". . . Upon motion by counsel for the board made at any time prior to the conclusion of the hearing, and upon just cause, the referee may permit the amendment of the complaint to include matters brought to the board's attention after the filing of the complaint and upon counsel filing an affidavit that he has had prior approval of such amendment by 3 or more board members. If *398 such motion be granted, the referee shall grant such adjournments and further orders as he may deem necessary in the interest of justice. . . ."
The above statutory provision was strictly followed in this case and defendant was not denied due process.
 Counsel for defendant makes much of the brevity of the telephone communications between counsel for the Board and members of the Board during the June 11, 1975 hearing. However, defendant's constitutional right to due process in this instance encompasses only his right to prior notice of charges, his right to prepare to defend these charges and his right to a full hearing on these charges. All of these rights were duly protected by the adjournment of the hearing to July 31, 1975. Defendant's rights were not prejudiced in any manner by the amendment of the complaint to include commingling.
The complainant also charged the defendant with unprofessional conduct for refusal to produce all subpoenaed trust account records. The defendant testified that he had produced all the records he had and that some of his trust account records had been destroyed in an automobile accident which occurred in September of 1974 as he was moving his possessions to Arizona. He produced an insurance document which showed that a claim had been paid him for an accident during this period. In addition, the state conceded that it had the subpoenaed records in its possession from January 1974 until April 1974, and that it had either not copied the records or had lost the copies it had made.
 The referee concluded that the state had failed to show a wilful refusal to produce trust account records by clear and satisfactory evidence, and recommended that this count of the complaint be dismissed. We agree with that recommendation. It is noted that sec. 256.293 (2), Stats., which requires that lawyers preserve their trust *399 account records for six years and that they submit them to the Board for its inspection and audit or be liable to disciplinary action was not effective until after the facts which gave rise to this action occurred. In the Matter of the Revision of Rules Governing Discipline of Attorneys, effective January 12, 1971, 48 Wis. 2d vii, xvi.
This court has recently pointed out its "concern with trust fund abuses," and has emphasized "the serious nature of improprieties involving clients' funds and trust account funds." State v. Aldrich (1976), 71 Wis. 2d 206, 210, 211, 237 N.W.2d 689. In this case the abuses are especially aggravated because they occurred continuously over a three-year period and were clearly perpetrated as a result of a conscious plan and not merely out of negligence or incompetence.

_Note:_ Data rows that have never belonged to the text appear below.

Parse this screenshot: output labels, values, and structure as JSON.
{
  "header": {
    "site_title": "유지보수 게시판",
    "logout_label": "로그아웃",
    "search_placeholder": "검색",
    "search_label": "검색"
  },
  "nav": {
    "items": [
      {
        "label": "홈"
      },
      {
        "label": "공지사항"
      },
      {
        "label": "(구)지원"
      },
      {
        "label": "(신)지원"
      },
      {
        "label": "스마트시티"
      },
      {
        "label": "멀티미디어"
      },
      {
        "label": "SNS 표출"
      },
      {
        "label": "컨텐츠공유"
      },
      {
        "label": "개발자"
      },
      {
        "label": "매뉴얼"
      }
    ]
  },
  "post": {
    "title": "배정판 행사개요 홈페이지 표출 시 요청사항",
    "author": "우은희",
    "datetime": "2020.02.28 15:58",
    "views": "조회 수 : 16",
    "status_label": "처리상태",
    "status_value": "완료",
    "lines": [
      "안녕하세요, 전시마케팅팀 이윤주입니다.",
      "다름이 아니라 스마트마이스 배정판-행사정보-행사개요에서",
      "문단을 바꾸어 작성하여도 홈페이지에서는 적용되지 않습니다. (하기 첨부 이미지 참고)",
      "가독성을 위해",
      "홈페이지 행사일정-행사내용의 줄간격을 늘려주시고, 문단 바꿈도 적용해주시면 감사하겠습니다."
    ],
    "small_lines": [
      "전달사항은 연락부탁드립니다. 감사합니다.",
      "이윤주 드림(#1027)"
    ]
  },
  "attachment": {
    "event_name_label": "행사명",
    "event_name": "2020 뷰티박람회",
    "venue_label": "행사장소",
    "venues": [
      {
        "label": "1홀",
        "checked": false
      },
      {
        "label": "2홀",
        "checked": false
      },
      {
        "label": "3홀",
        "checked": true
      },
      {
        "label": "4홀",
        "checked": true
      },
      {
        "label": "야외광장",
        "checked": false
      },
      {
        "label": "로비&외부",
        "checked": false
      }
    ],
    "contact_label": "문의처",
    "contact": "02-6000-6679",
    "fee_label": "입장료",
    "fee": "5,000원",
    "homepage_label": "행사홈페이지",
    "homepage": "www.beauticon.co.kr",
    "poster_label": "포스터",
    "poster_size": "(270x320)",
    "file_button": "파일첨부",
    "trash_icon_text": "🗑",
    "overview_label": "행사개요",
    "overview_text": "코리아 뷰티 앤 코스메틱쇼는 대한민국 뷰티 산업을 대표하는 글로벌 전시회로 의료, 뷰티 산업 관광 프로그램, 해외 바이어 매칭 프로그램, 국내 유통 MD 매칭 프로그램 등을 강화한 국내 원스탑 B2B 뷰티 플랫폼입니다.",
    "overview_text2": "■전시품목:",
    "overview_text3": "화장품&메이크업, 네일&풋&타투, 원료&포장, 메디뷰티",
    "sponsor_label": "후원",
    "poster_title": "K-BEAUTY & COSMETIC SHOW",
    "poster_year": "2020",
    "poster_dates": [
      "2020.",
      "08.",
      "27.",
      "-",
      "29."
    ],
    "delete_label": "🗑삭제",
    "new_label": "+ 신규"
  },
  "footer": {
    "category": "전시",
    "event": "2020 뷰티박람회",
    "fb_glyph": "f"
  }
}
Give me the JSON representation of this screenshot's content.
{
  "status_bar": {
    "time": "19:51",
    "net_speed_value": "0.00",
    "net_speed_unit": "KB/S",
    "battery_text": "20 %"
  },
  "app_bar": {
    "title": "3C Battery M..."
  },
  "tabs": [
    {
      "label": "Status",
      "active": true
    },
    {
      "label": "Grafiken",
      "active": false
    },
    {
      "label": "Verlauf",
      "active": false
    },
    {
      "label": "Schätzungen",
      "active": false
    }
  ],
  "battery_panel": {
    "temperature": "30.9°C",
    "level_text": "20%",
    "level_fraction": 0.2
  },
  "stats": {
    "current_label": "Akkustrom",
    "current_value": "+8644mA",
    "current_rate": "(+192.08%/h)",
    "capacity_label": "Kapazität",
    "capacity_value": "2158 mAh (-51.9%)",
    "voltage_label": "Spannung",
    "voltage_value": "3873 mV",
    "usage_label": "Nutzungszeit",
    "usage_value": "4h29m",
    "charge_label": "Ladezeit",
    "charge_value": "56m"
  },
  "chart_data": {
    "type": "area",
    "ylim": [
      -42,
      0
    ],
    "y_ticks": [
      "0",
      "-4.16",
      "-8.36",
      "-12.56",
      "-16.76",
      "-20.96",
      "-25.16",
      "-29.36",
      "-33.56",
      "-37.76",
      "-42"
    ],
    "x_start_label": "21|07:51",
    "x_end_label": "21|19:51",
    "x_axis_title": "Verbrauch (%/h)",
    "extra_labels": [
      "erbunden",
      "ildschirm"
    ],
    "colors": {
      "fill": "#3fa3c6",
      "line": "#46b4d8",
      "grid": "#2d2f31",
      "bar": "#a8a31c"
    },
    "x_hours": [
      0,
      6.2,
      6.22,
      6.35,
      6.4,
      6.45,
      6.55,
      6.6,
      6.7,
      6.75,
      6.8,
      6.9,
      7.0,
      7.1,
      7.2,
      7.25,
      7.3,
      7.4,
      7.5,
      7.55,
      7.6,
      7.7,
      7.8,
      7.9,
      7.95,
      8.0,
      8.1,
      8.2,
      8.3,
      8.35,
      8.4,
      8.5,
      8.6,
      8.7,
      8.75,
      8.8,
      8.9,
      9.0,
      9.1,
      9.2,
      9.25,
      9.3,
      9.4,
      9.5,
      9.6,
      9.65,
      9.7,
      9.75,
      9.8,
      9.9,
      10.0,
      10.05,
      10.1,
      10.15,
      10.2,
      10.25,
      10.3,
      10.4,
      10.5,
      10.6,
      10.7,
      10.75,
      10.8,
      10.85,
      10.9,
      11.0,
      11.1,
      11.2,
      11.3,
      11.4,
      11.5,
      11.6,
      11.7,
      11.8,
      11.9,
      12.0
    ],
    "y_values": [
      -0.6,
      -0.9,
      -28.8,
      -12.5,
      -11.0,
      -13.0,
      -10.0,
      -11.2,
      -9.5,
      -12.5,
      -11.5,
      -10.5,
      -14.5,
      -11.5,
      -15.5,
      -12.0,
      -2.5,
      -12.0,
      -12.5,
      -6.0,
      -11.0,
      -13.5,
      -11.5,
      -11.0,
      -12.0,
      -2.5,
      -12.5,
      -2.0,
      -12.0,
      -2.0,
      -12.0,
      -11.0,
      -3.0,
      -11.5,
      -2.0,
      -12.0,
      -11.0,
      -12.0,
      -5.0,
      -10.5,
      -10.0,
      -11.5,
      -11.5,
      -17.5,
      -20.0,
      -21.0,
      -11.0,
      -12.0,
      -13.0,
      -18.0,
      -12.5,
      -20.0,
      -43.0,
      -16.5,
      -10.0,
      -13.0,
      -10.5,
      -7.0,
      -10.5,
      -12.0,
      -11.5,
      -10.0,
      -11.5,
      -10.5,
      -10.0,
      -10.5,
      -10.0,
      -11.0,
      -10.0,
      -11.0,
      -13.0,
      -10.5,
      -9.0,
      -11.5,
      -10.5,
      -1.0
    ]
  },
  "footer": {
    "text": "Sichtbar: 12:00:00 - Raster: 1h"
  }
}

We conclude that the evidence clearly and satisfactorily establishes that the defendant is guilty of unprofessional conduct. The conclusion warrants suspension of the defendant's license to practice law in this state.
Therefore, it is ordered and adjudged that the license of defendant Frederick Hersh be and is hereby suspended for a period of two years from the entry of this order, and for such period thereafter as shall expire before his license is restored. Such restoration and reinstatement as a member of the state bar is conditioned upon (1) his paying the costs of these proceedings (not to exceed $2,000); (2) his petitioning for reinstatement under Rule 10, sec. 5 of the Rules and By-Laws of the State Bar of Wisconsin.
It is further ordered that the State Bar of Wisconsin notify the courts of record of these orders by sending each a copy thereof.
It is further ordered that Frederick Hersh notify his respective clients now represented by him in all matters involving the practice of law or all matters pending in any court of this state that his license to practice law in this state is now suspended.